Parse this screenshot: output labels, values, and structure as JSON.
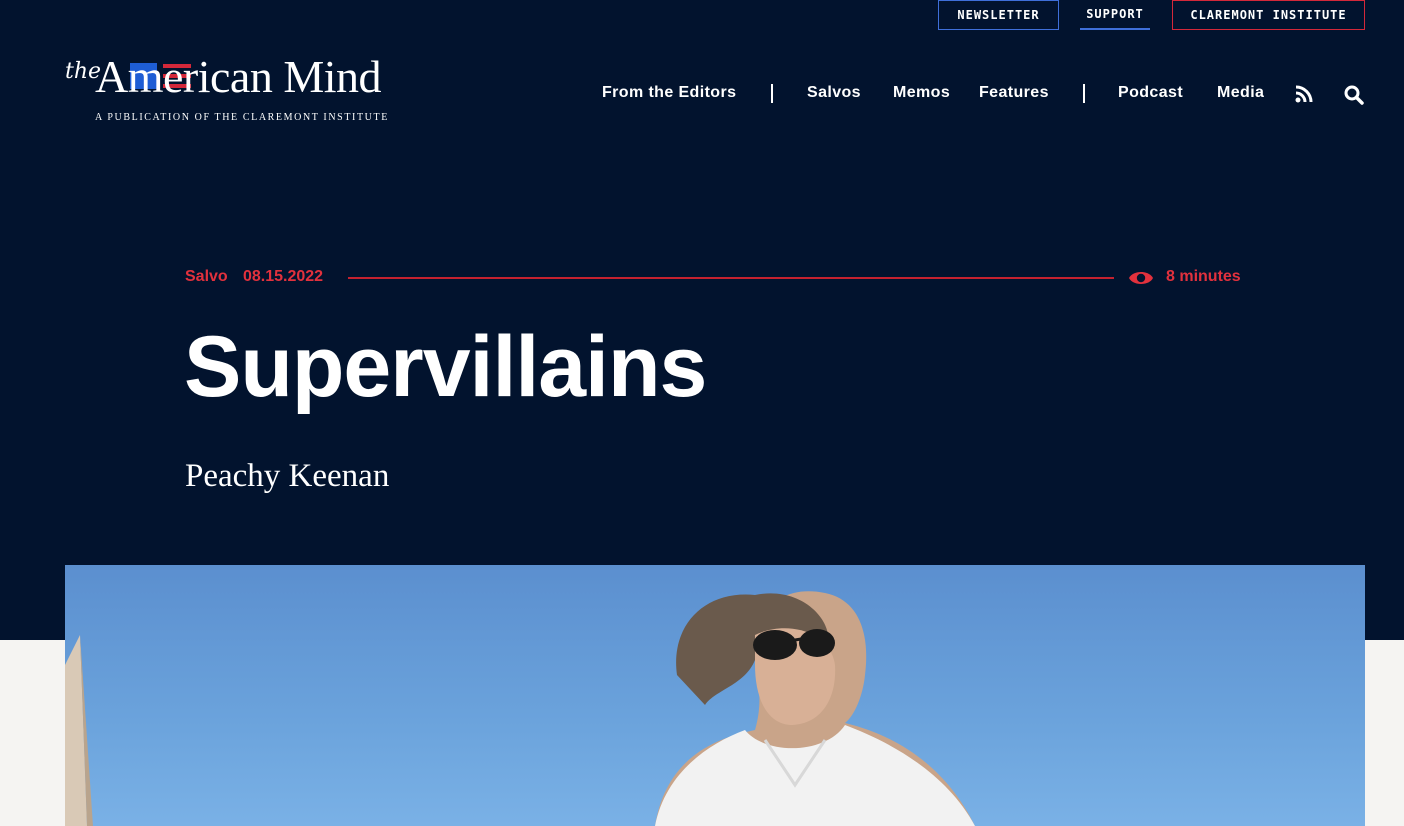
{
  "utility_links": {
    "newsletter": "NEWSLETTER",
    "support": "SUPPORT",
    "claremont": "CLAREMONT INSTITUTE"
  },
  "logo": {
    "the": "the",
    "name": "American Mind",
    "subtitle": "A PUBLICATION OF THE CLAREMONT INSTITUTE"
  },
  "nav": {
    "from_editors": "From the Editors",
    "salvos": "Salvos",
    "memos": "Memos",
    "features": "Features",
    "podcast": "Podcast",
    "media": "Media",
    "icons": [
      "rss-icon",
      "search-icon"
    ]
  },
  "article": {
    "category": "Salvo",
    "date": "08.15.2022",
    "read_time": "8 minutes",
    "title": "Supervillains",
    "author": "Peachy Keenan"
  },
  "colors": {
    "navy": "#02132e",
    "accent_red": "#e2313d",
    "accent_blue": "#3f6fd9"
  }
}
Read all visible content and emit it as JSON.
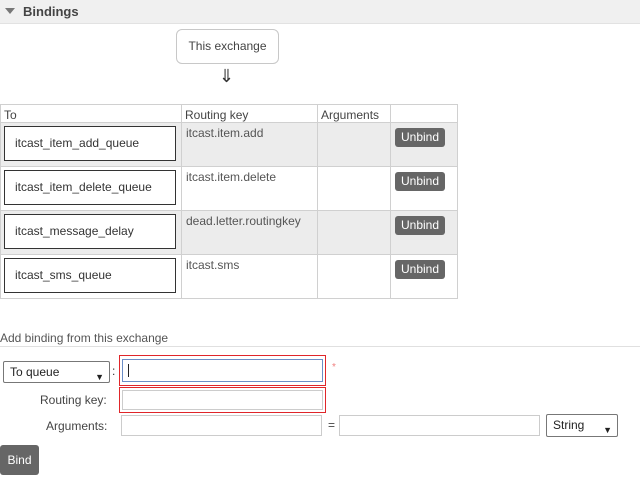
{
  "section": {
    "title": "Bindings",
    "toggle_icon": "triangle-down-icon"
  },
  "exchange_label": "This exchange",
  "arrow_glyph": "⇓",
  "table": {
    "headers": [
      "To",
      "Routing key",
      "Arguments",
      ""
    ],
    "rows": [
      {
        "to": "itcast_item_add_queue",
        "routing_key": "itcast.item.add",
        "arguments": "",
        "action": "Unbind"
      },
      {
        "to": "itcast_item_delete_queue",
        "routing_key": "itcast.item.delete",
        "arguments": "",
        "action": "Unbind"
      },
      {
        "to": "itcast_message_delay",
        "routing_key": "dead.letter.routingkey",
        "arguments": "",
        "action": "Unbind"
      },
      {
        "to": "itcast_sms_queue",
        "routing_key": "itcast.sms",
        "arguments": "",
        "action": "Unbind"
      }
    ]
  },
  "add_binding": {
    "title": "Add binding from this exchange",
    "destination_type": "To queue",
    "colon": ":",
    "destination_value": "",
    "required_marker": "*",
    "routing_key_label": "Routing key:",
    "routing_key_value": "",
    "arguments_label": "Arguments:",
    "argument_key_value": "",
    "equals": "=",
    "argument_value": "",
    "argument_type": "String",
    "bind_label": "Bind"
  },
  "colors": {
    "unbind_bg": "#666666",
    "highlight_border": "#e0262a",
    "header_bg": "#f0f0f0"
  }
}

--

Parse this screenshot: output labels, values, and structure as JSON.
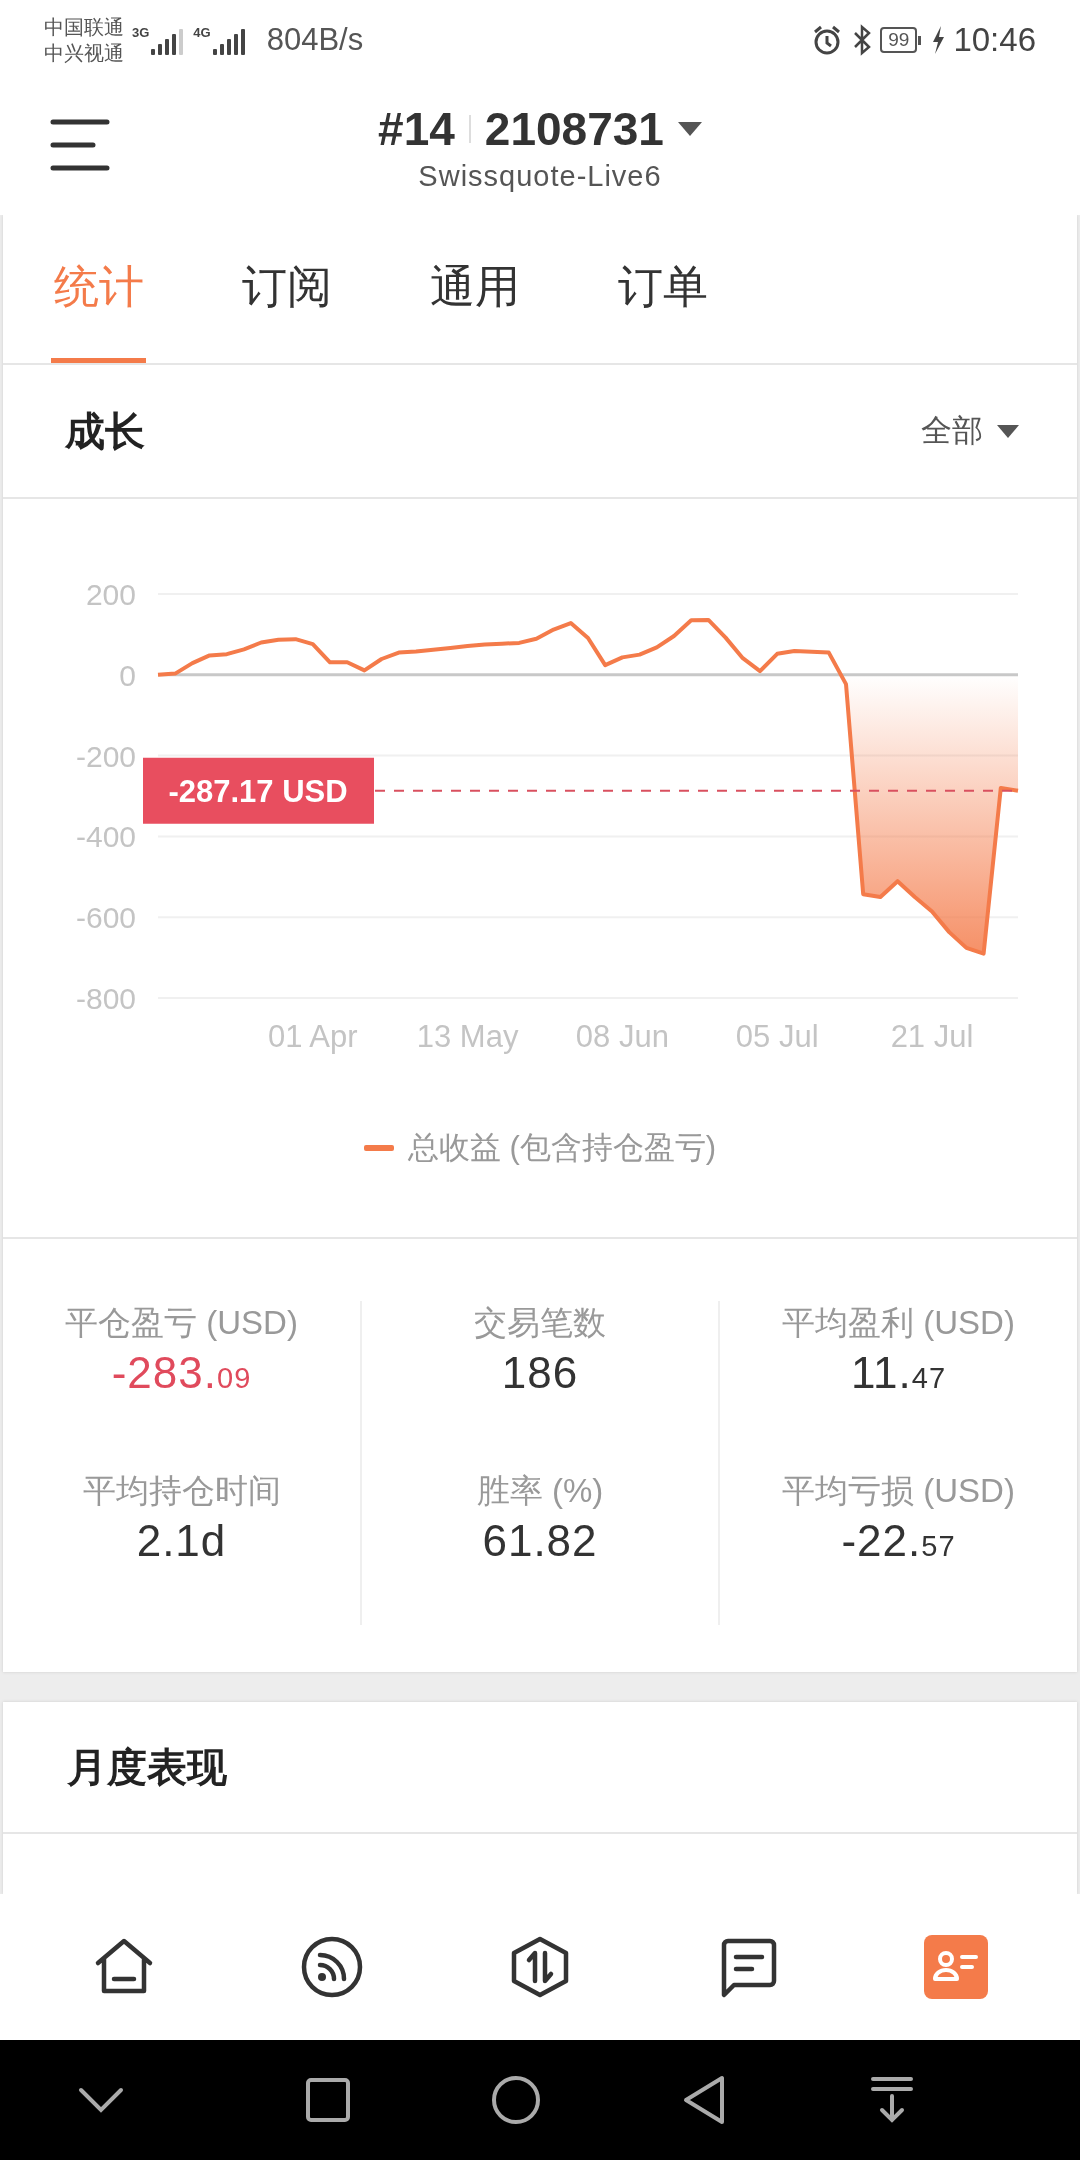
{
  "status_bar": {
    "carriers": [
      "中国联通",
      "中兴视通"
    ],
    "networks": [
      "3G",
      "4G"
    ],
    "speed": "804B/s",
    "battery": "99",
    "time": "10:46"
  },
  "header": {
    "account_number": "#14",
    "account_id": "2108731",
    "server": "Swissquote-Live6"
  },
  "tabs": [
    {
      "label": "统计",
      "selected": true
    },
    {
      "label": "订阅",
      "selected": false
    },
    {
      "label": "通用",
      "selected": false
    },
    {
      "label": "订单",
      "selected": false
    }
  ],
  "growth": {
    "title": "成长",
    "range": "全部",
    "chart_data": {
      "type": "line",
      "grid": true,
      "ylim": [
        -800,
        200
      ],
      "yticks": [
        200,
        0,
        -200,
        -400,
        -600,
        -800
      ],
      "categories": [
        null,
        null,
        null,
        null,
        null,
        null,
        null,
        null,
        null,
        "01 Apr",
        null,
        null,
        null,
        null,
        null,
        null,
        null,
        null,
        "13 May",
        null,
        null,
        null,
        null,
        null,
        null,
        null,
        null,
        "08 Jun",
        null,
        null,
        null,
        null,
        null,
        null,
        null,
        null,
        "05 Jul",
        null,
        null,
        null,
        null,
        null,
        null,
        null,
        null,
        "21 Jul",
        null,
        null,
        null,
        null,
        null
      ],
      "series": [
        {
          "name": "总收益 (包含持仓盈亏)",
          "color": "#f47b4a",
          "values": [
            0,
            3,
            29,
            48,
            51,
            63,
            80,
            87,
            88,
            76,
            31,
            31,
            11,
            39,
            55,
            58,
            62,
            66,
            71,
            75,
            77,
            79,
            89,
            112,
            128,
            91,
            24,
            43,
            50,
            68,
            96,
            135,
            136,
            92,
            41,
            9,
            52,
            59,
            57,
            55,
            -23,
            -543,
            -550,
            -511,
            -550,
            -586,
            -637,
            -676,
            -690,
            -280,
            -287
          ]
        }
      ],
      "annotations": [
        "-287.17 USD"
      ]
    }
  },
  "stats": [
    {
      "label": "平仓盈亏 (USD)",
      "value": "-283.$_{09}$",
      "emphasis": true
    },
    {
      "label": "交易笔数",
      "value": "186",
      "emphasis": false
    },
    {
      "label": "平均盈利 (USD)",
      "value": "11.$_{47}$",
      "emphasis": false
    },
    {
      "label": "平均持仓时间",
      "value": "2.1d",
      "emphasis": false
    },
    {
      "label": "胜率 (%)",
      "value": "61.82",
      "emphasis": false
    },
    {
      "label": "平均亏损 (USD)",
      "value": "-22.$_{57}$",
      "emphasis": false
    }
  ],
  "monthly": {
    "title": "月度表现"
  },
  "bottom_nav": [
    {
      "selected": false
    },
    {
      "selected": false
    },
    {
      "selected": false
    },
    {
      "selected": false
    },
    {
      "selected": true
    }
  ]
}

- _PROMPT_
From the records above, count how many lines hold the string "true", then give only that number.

- _RESPONSE FOR THIS EXERCISE_
4